Batches of people came back from the trek, and among them were quite a few people in their forties or fifties that didn’t seem particularly fit. None of them appeared to be traumatised, which made us feel better. If they could do it, so could we !
After some time, the long anticipated moment arrived, it was our turn to begin the Walk of Death !
The first part of the trek was possibly the most scary, and in my opinion the most dangerous. We had to go straight down something like 15 or 20 metres, via a sort of ladder that consisted of metal bars fixed on either side of a hollow on the mountain face. The amount of space between two bars wasn’t regular, and neither was the angle at which they were placed. Which means you have no choice but to look down if you want to see where to put your feet ! Of course, you’re hooked up to a cable on the side and there are chains you can hold onto. However, there’s a good 2-3 metre length of cable in between each safety bolt that stops an eventual fall, which means that if you do fall you’re still in for a scary drop and potentially an injury. Don’t worry though, we all made it down unharmed !

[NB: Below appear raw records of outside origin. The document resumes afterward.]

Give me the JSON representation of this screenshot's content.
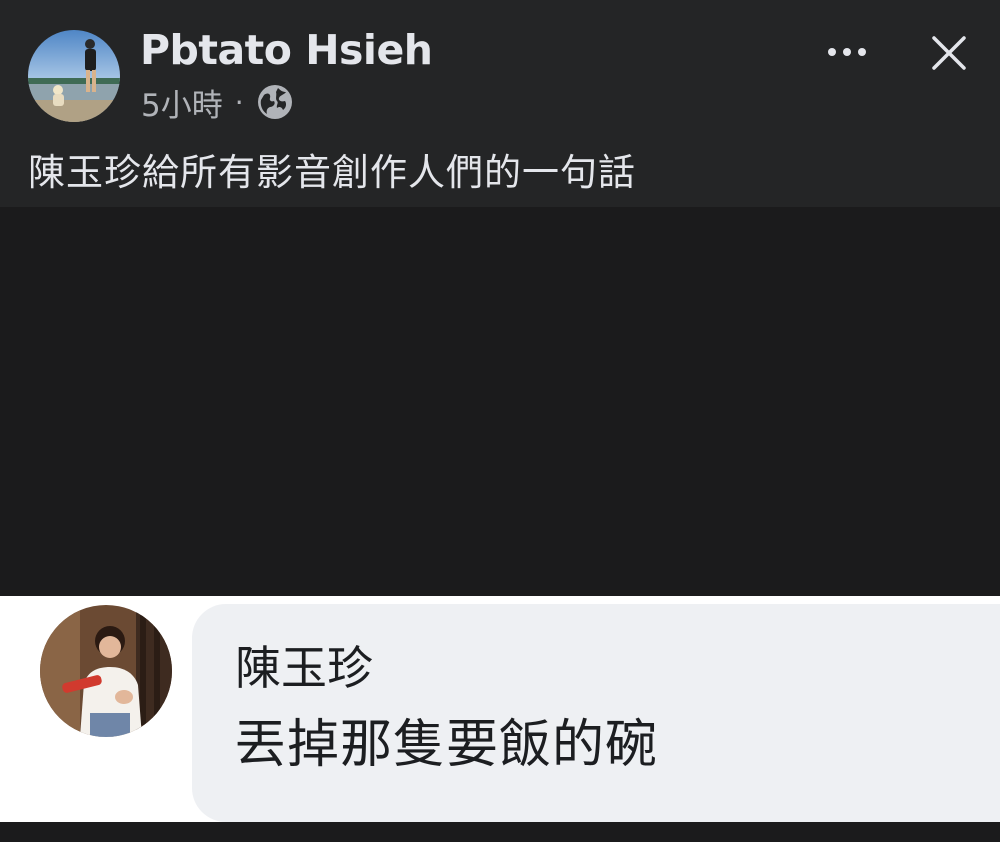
{
  "post": {
    "author": "Pbtato Hsieh",
    "time": "5小時",
    "separator": "·",
    "privacy_icon": "globe-icon",
    "text": "陳玉珍給所有影音創作人們的一句話"
  },
  "header_actions": {
    "more_icon": "more-dots-icon",
    "close_icon": "close-icon"
  },
  "comment": {
    "name": "陳玉珍",
    "text": "丟掉那隻要飯的碗"
  },
  "colors": {
    "header_bg": "#242526",
    "media_bg": "#1b1b1c",
    "bubble_bg": "#eef0f3",
    "primary_text": "#e4e6eb",
    "secondary_text": "#b0b3b8"
  }
}
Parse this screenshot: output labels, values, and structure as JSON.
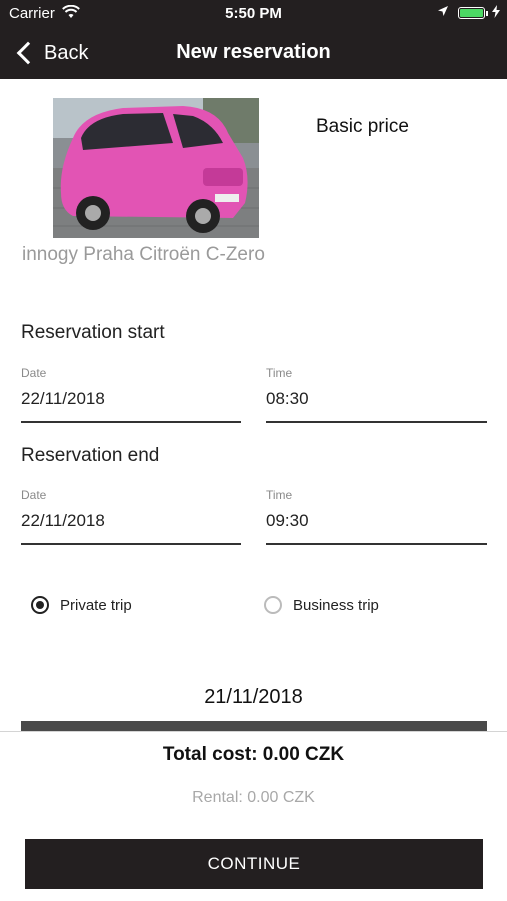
{
  "status_bar": {
    "carrier": "Carrier",
    "time": "5:50 PM",
    "battery_color": "#4cd964",
    "wifi_icon": "wifi-icon",
    "location_icon": "location-arrow-icon",
    "charging_icon": "bolt-icon"
  },
  "nav": {
    "back_label": "Back",
    "title": "New reservation",
    "back_icon": "chevron-left-icon",
    "bar_color": "#231f20"
  },
  "vehicle": {
    "name": "innogy Praha Citroën C-Zero",
    "price_label": "Basic price",
    "body_color": "#e254b4"
  },
  "reservation_start": {
    "heading": "Reservation start",
    "date_label": "Date",
    "date_value": "22/11/2018",
    "time_label": "Time",
    "time_value": "08:30"
  },
  "reservation_end": {
    "heading": "Reservation end",
    "date_label": "Date",
    "date_value": "22/11/2018",
    "time_label": "Time",
    "time_value": "09:30"
  },
  "trip_type": {
    "options": [
      {
        "label": "Private trip",
        "selected": true
      },
      {
        "label": "Business trip",
        "selected": false
      }
    ]
  },
  "calendar": {
    "date": "21/11/2018"
  },
  "summary": {
    "total": "Total cost: 0.00 CZK",
    "rental": "Rental: 0.00 CZK",
    "continue_label": "CONTINUE"
  }
}
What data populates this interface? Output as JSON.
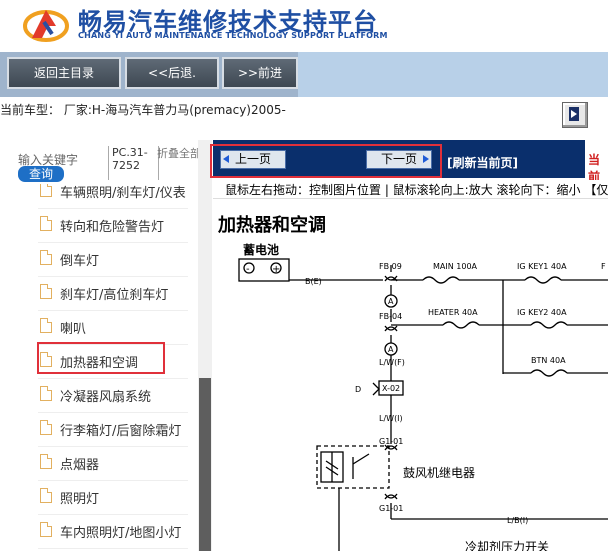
{
  "header": {
    "title": "畅易汽车维修技术支持平台",
    "subtitle": "CHANG YI AUTO MAINTENANCE TECHNOLOGY SUPPORT PLATFORM"
  },
  "toolbar": {
    "main_label": "返回主目录",
    "back_label": "<<后退.",
    "forward_label": ">>前进"
  },
  "car": {
    "label": "当前车型： 厂家:H-海马汽车普力马(premacy)2005-"
  },
  "search": {
    "keyword_label": "输入关键字",
    "query_label": "查询",
    "pc_code": "PC.31-7252",
    "collapse_label": "折叠全部"
  },
  "tree": {
    "items": [
      {
        "label": "车辆照明/刹车灯/仪表"
      },
      {
        "label": "转向和危险警告灯"
      },
      {
        "label": "倒车灯"
      },
      {
        "label": "刹车灯/高位刹车灯"
      },
      {
        "label": "喇叭"
      },
      {
        "label": "加热器和空调",
        "selected": true
      },
      {
        "label": "冷凝器风扇系统"
      },
      {
        "label": "行李箱灯/后窗除霜灯"
      },
      {
        "label": "点烟器"
      },
      {
        "label": "照明灯"
      },
      {
        "label": "车内照明灯/地图小灯"
      }
    ]
  },
  "pager": {
    "prev_label": "上一页",
    "next_label": "下一页",
    "refresh_label": "[刷新当前页]",
    "red_text": "当前"
  },
  "hint": "鼠标左右拖动：控制图片位置 | 鼠标滚轮向上:放大  滚轮向下：缩小 【仅",
  "diagram": {
    "title": "加热器和空调",
    "battery_label": "蓄电池",
    "labels": {
      "fb09": "FB 09",
      "main": "MAIN 100A",
      "igkey1": "IG KEY1 40A",
      "fb04": "FB-04",
      "heater": "HEATER 40A",
      "igkey2": "IG KEY2 40A",
      "btn": "BTN 40A",
      "be": "B(E)",
      "lwf": "L/W(F)",
      "x02": "X-02",
      "d": "D",
      "lwi": "L/W(I)",
      "g1a": "G1-01",
      "g1b": "G1-01",
      "relay": "鼓风机继电器",
      "lb": "L/B(I)",
      "bottom": "冷却剂压力开关",
      "a": "A",
      "f": "F",
      "minus": "-",
      "plus": "+"
    }
  }
}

Sadly I have no pictures of this section of the trek, as I was too scared I’d drop my phone or break my camera if I kept it loose around my neck.
Following this we got onto the actual plank walk, which is literally what the name says, a thick plank of wood nailed to the cliff face. There were also some sections where the path consisted of holes carved in the mountain where you could put your feet and advance sideways. To be honest I found this really enjoyable and not particularly scary ! Again, I felt that the ladder part was the most scary/dangerous part, so anything after that felt like a piece of cake !
Rather quickly, we reached the end of the trek, which is a small natural platform that doesn’t have much to it apart from a little cave.
We had to go back through the same route as we came, and it had gotten a little crowded on the path… Considering the plank is less than a metre wide, it was quite interesting whenever we crossed other people and had to avoid them. It literally meant leaning over the drop as you went around… I found it quite exciting !
This trek is reputed to be claiming quite a few lives each year, and soon enough I understood why. Despite the fact you’re provided with safety equipment, some people don’t care much for their safety and take silly, unnecessary risks. We saw some Chinese people unhooking BOTH of their carabiners to go around us ! That means that if they lost balance and fell, they’d be gone for good…
Thankfully none of us were that silly and we all made it back alive. What an adventure this was ! The level of intensity, not so much technical but psychological (because yes, looking besides you and seeing a deadly drop does slightly impact you), gives you a great sense of appreciation not only for the mountain, but also for yourself. This is considered one of the scariest treks in the world, and completing it definitely has a lot of feel-good value !
We found our way back to our drivers and then back to Xi’an where we enjoyed much deserved beers and pizzas. The next day, we’d fly back to Nanjing.
So here we go, this was my first trip within China, and it sure set the bar high !